Reproduce all of the records exactly.

BEGIN Entries supplied

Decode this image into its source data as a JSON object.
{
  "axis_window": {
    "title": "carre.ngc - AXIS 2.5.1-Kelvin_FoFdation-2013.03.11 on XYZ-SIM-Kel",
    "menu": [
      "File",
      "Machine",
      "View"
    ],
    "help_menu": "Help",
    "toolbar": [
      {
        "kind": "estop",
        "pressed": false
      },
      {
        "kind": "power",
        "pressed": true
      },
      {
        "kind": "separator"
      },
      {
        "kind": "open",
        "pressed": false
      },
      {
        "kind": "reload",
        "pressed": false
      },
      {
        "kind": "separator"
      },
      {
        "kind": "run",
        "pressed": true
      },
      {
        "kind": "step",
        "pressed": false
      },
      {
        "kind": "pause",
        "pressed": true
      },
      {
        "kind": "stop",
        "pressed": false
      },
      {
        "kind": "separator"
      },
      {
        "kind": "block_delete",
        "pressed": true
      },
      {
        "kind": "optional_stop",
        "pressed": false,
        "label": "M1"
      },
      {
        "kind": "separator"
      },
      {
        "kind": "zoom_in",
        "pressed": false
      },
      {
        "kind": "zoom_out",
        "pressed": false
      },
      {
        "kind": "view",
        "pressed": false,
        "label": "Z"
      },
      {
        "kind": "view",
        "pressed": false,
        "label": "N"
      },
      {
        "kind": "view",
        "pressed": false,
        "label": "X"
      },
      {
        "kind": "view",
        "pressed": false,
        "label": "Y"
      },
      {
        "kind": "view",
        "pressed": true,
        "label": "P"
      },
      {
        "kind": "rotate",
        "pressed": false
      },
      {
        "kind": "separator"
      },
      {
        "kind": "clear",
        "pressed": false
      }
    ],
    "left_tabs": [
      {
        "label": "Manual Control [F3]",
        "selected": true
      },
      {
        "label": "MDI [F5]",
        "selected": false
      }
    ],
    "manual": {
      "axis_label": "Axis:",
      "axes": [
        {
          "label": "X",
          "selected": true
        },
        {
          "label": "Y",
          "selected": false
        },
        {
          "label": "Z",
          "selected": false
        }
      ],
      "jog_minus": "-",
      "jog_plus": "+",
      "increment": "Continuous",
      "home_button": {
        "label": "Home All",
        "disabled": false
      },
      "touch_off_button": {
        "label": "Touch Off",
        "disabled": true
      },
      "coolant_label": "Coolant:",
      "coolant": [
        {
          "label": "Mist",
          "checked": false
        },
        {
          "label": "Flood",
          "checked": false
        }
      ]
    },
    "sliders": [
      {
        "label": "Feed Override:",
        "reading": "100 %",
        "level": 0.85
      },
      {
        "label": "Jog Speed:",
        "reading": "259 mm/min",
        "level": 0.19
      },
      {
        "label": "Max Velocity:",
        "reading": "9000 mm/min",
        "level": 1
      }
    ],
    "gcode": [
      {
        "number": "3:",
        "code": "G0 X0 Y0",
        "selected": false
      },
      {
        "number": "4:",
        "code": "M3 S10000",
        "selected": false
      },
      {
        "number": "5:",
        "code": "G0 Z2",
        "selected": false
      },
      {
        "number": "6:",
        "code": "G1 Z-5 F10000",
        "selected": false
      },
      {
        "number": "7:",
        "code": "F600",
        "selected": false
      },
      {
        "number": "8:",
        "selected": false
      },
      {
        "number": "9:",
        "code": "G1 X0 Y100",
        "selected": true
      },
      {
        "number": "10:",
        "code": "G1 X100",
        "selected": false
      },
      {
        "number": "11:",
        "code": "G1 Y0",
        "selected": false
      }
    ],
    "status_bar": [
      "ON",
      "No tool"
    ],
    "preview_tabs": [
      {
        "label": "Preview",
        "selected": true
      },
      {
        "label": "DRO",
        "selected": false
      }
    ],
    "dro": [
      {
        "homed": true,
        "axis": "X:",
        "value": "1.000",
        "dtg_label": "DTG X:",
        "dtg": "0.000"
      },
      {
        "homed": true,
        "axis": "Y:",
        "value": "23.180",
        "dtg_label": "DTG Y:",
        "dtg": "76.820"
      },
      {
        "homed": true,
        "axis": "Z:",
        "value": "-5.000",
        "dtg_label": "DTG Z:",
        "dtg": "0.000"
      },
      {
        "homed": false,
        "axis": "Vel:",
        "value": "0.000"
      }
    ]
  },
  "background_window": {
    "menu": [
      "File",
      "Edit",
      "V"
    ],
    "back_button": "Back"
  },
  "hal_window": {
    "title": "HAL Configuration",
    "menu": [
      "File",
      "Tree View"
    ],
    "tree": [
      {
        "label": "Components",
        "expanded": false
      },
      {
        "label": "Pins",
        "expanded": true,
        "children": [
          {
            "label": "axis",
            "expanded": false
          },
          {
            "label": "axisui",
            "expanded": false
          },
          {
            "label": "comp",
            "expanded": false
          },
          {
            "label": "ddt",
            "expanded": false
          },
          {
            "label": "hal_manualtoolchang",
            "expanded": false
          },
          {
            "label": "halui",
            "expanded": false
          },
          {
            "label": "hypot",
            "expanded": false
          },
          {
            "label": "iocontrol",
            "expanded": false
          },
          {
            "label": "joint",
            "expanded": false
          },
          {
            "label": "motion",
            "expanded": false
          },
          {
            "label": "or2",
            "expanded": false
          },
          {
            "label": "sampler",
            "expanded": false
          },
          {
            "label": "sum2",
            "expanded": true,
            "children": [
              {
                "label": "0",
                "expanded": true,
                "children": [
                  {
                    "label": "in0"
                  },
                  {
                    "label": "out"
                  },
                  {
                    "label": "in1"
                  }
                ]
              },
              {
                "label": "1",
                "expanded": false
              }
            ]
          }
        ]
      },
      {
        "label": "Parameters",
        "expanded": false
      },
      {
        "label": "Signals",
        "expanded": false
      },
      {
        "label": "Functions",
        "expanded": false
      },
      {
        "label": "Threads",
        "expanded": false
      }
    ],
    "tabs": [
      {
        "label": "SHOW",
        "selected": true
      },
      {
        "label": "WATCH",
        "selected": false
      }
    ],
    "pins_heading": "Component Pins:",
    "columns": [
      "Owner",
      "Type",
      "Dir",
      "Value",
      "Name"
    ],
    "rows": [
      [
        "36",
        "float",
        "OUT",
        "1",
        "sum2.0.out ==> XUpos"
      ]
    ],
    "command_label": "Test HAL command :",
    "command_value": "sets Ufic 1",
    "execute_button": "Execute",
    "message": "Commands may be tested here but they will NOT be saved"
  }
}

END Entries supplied

**Result:**
Decode this image into its source data as a JSON object.
{
  "axis_window": {
    "title": "carre.ngc - AXIS 2.5.1-Kelvin_FoFdation-2013.03.11 on XYZ-SIM-Kel",
    "menu": [
      "File",
      "Machine",
      "View"
    ],
    "help_menu": "Help",
    "toolbar": [
      {
        "kind": "estop",
        "pressed": false
      },
      {
        "kind": "power",
        "pressed": true
      },
      {
        "kind": "separator"
      },
      {
        "kind": "open",
        "pressed": false
      },
      {
        "kind": "reload",
        "pressed": false
      },
      {
        "kind": "separator"
      },
      {
        "kind": "run",
        "pressed": true
      },
      {
        "kind": "step",
        "pressed": false
      },
      {
        "kind": "pause",
        "pressed": true
      },
      {
        "kind": "stop",
        "pressed": false
      },
      {
        "kind": "separator"
      },
      {
        "kind": "block_delete",
        "pressed": true
      },
      {
        "kind": "optional_stop",
        "pressed": false,
        "label": "M1"
      },
      {
        "kind": "separator"
      },
      {
        "kind": "zoom_in",
        "pressed": false
      },
      {
        "kind": "zoom_out",
        "pressed": false
      },
      {
        "kind": "view",
        "pressed": false,
        "label": "Z"
      },
      {
        "kind": "view",
        "pressed": false,
        "label": "N"
      },
      {
        "kind": "view",
        "pressed": false,
        "label": "X"
      },
      {
        "kind": "view",
        "pressed": false,
        "label": "Y"
      },
      {
        "kind": "view",
        "pressed": true,
        "label": "P"
      },
      {
        "kind": "rotate",
        "pressed": false
      },
      {
        "kind": "separator"
      },
      {
        "kind": "clear",
        "pressed": false
      }
    ],
    "left_tabs": [
      {
        "label": "Manual Control [F3]",
        "selected": true
      },
      {
        "label": "MDI [F5]",
        "selected": false
      }
    ],
    "manual": {
      "axis_label": "Axis:",
      "axes": [
        {
          "label": "X",
          "selected": true
        },
        {
          "label": "Y",
          "selected": false
        },
        {
          "label": "Z",
          "selected": false
        }
      ],
      "jog_minus": "-",
      "jog_plus": "+",
      "increment": "Continuous",
      "home_button": {
        "label": "Home All",
        "disabled": false
      },
      "touch_off_button": {
        "label": "Touch Off",
        "disabled": true
      },
      "coolant_label": "Coolant:",
      "coolant": [
        {
          "label": "Mist",
          "checked": false
        },
        {
          "label": "Flood",
          "checked": false
        }
      ]
    },
    "sliders": [
      {
        "label": "Feed Override:",
        "reading": "100 %",
        "level": 0.85
      },
      {
        "label": "Jog Speed:",
        "reading": "259 mm/min",
        "level": 0.19
      },
      {
        "label": "Max Velocity:",
        "reading": "9000 mm/min",
        "level": 1
      }
    ],
    "gcode": [
      {
        "number": "3:",
        "code": "G0 X0 Y0",
        "selected": false
      },
      {
        "number": "4:",
        "code": "M3 S10000",
        "selected": false
      },
      {
        "number": "5:",
        "code": "G0 Z2",
        "selected": false
      },
      {
        "number": "6:",
        "code": "G1 Z-5 F10000",
        "selected": false
      },
      {
        "number": "7:",
        "code": "F600",
        "selected": false
      },
      {
        "number": "8:",
        "selected": false
      },
      {
        "number": "9:",
        "code": "G1 X0 Y100",
        "selected": true
      },
      {
        "number": "10:",
        "code": "G1 X100",
        "selected": false
      },
      {
        "number": "11:",
        "code": "G1 Y0",
        "selected": false
      }
    ],
    "status_bar": [
      "ON",
      "No tool"
    ],
    "preview_tabs": [
      {
        "label": "Preview",
        "selected": true
      },
      {
        "label": "DRO",
        "selected": false
      }
    ],
    "dro": [
      {
        "homed": true,
        "axis": "X:",
        "value": "1.000",
        "dtg_label": "DTG X:",
        "dtg": "0.000"
      },
      {
        "homed": true,
        "axis": "Y:",
        "value": "23.180",
        "dtg_label": "DTG Y:",
        "dtg": "76.820"
      },
      {
        "homed": true,
        "axis": "Z:",
        "value": "-5.000",
        "dtg_label": "DTG Z:",
        "dtg": "0.000"
      },
      {
        "homed": false,
        "axis": "Vel:",
        "value": "0.000"
      }
    ]
  },
  "background_window": {
    "menu": [
      "File",
      "Edit",
      "V"
    ],
    "back_button": "Back"
  },
  "hal_window": {
    "title": "HAL Configuration",
    "menu": [
      "File",
      "Tree View"
    ],
    "tree": [
      {
        "label": "Components",
        "expanded": false
      },
      {
        "label": "Pins",
        "expanded": true,
        "children": [
          {
            "label": "axis",
            "expanded": false
          },
          {
            "label": "axisui",
            "expanded": false
          },
          {
            "label": "comp",
            "expanded": false
          },
          {
            "label": "ddt",
            "expanded": false
          },
          {
            "label": "hal_manualtoolchang",
            "expanded": false
          },
          {
            "label": "halui",
            "expanded": false
          },
          {
            "label": "hypot",
            "expanded": false
          },
          {
            "label": "iocontrol",
            "expanded": false
          },
          {
            "label": "joint",
            "expanded": false
          },
          {
            "label": "motion",
            "expanded": false
          },
          {
            "label": "or2",
            "expanded": false
          },
          {
            "label": "sampler",
            "expanded": false
          },
          {
            "label": "sum2",
            "expanded": true,
            "children": [
              {
                "label": "0",
                "expanded": true,
                "children": [
                  {
                    "label": "in0"
                  },
                  {
                    "label": "out"
                  },
                  {
                    "label": "in1"
                  }
                ]
              },
              {
                "label": "1",
                "expanded": false
              }
            ]
          }
        ]
      },
      {
        "label": "Parameters",
        "expanded": false
      },
      {
        "label": "Signals",
        "expanded": false
      },
      {
        "label": "Functions",
        "expanded": false
      },
      {
        "label": "Threads",
        "expanded": false
      }
    ],
    "tabs": [
      {
        "label": "SHOW",
        "selected": true
      },
      {
        "label": "WATCH",
        "selected": false
      }
    ],
    "pins_heading": "Component Pins:",
    "columns": [
      "Owner",
      "Type",
      "Dir",
      "Value",
      "Name"
    ],
    "rows": [
      [
        "36",
        "float",
        "OUT",
        "1",
        "sum2.0.out ==> XUpos"
      ]
    ],
    "command_label": "Test HAL command :",
    "command_value": "sets Ufic 1",
    "execute_button": "Execute",
    "message": "Commands may be tested here but they will NOT be saved"
  }
}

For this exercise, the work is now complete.